GOAL OF THE EXERCISE -> Across the entries below, determine how many lines include the word "label". State only the resulting number.

RECORDS PROVIDED ->
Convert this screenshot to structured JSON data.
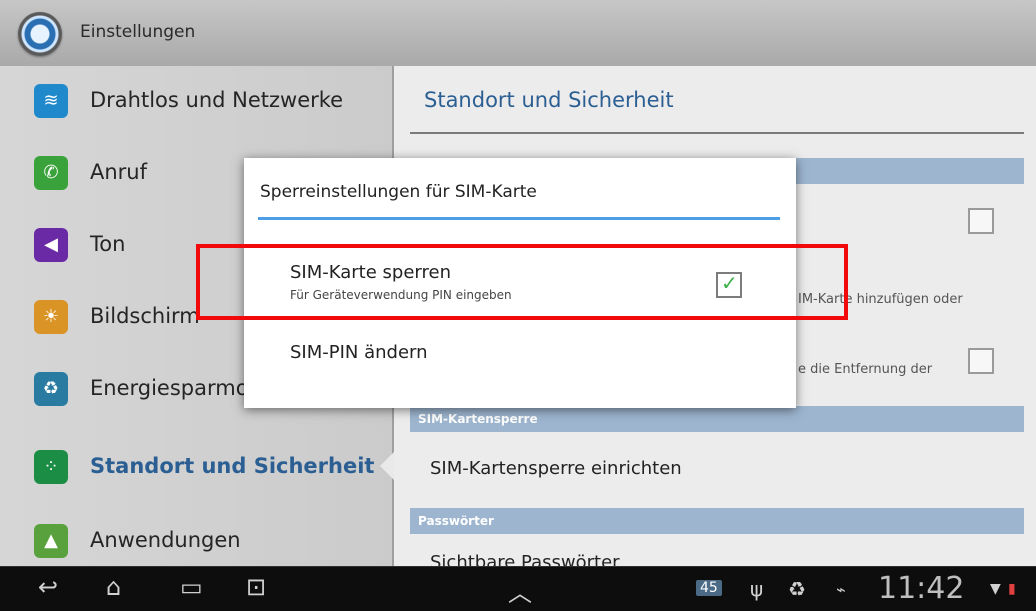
{
  "window": {
    "title": "Einstellungen"
  },
  "sidebar": {
    "items": [
      {
        "label": "Drahtlos und Netzwerke",
        "icon": "wifi-icon"
      },
      {
        "label": "Anruf",
        "icon": "phone-icon"
      },
      {
        "label": "Ton",
        "icon": "speaker-icon"
      },
      {
        "label": "Bildschirm",
        "icon": "brightness-icon"
      },
      {
        "label": "Energiesparmodus",
        "icon": "battery-recycle-icon"
      },
      {
        "label": "Standort und Sicherheit",
        "icon": "location-grid-icon",
        "active": true
      },
      {
        "label": "Anwendungen",
        "icon": "android-icon"
      }
    ]
  },
  "content": {
    "header": "Standort und Sicherheit",
    "partial_text_1": "IM-Karte hinzufügen oder",
    "partial_text_2": "e die Entfernung der",
    "section_simlock": "SIM-Kartensperre",
    "row_simlock": "SIM-Kartensperre einrichten",
    "section_passwords": "Passwörter",
    "row_visible_passwords": "Sichtbare Passwörter"
  },
  "dialog": {
    "title": "Sperreinstellungen für SIM-Karte",
    "option1_title": "SIM-Karte sperren",
    "option1_subtitle": "Für Geräteverwendung PIN eingeben",
    "option1_checked": true,
    "option2_title": "SIM-PIN ändern"
  },
  "statusbar": {
    "time": "11:42",
    "notification_badge": "45"
  },
  "colors": {
    "accent_blue": "#2b5f93",
    "section_blue": "#9db5cf",
    "highlight_red": "#f00a0a",
    "check_green": "#3cb04a"
  }
}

SOLUTION -> 7